Our HTML5 scorecard typically focuses on what HTML5 developers need to consider when developing for a platform or mobile operating system. Both iPad 3 and iOS 5.1 are significant updates in the Apple ecosystem, and they impact HTML5 developers. In today’s HTML5 scorecard we’ll look at them independently, explore a few of the issues we found and give developers some guidance on how to work both the new iPad and with iOS 5.1.
Today we’re releasing Sencha Touch 2 Beta 3 with expanded device and browser support. Beta 3 is expected to be the final beta release and a drop-in replacement for Beta 2. While everything is detailed in the release notes, the most notable changes in b3 are improvements in application dependency management and several performance improvements.
As part of our continuing series on the HTML5 capabilities of new mobile platforms, today we’re taking a look at the new Chrome for Android browser beta for Android 4.
Today Sencha is launching a fast-track program for Flex Developers looking to develop HTML5 applications in partnership with Sencha. Join us to learn more about building HTML5 applications.
Two years ago, we set out on a journey to make the web mobile. Today, we’re raising the bar with the release of Sencha Touch 2 Beta.

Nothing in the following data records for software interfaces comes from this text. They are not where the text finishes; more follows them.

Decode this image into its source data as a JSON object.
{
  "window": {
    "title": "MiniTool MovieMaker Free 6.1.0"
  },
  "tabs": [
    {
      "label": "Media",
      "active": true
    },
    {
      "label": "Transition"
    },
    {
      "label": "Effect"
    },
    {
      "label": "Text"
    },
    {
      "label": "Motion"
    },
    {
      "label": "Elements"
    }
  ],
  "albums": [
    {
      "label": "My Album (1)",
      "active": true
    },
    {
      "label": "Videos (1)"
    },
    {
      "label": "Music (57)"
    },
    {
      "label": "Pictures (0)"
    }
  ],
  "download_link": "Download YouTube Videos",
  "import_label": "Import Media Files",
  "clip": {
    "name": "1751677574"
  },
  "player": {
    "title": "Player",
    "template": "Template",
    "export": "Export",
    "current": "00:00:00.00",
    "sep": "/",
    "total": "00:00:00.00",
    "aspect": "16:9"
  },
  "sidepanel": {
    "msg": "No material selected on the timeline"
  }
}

Like everybody else on the US west coast, this morning we woke up in a world where Apple is poised to transform the way we consume textbooks with the ability to easily publish interactive books through iBook Author. The Sencha team quickly found a way to do that using Animator, and so can you following a few easy steps!
I wanted to share my thoughts on learning Ext JS 4.1 from a developer new to Sencha. The article highlights my initial progress, perceptions, and discoveries in learning Ext JS.
It’s that time of year, and we’re once again publishing our HTML5 wishlist. Read on to find out what we’re hoping to see happen in the world of web browsers and web standards.
As part of our series on the HTML5 capabilities of new mobile platforms, today we look at the Samsung Galaxy Nexus, the first device to ship with Android 4.0, aka Ice Cream Sandwich. Will Android 4.0 be a major step forward?
As part of our continuing series on the HTML5 capabilities of new mobile platforms, we’re taking the measure of the new Amazon Kindle Fire. Join us as we take a look at how the device stacks up as an HTML5 app platform.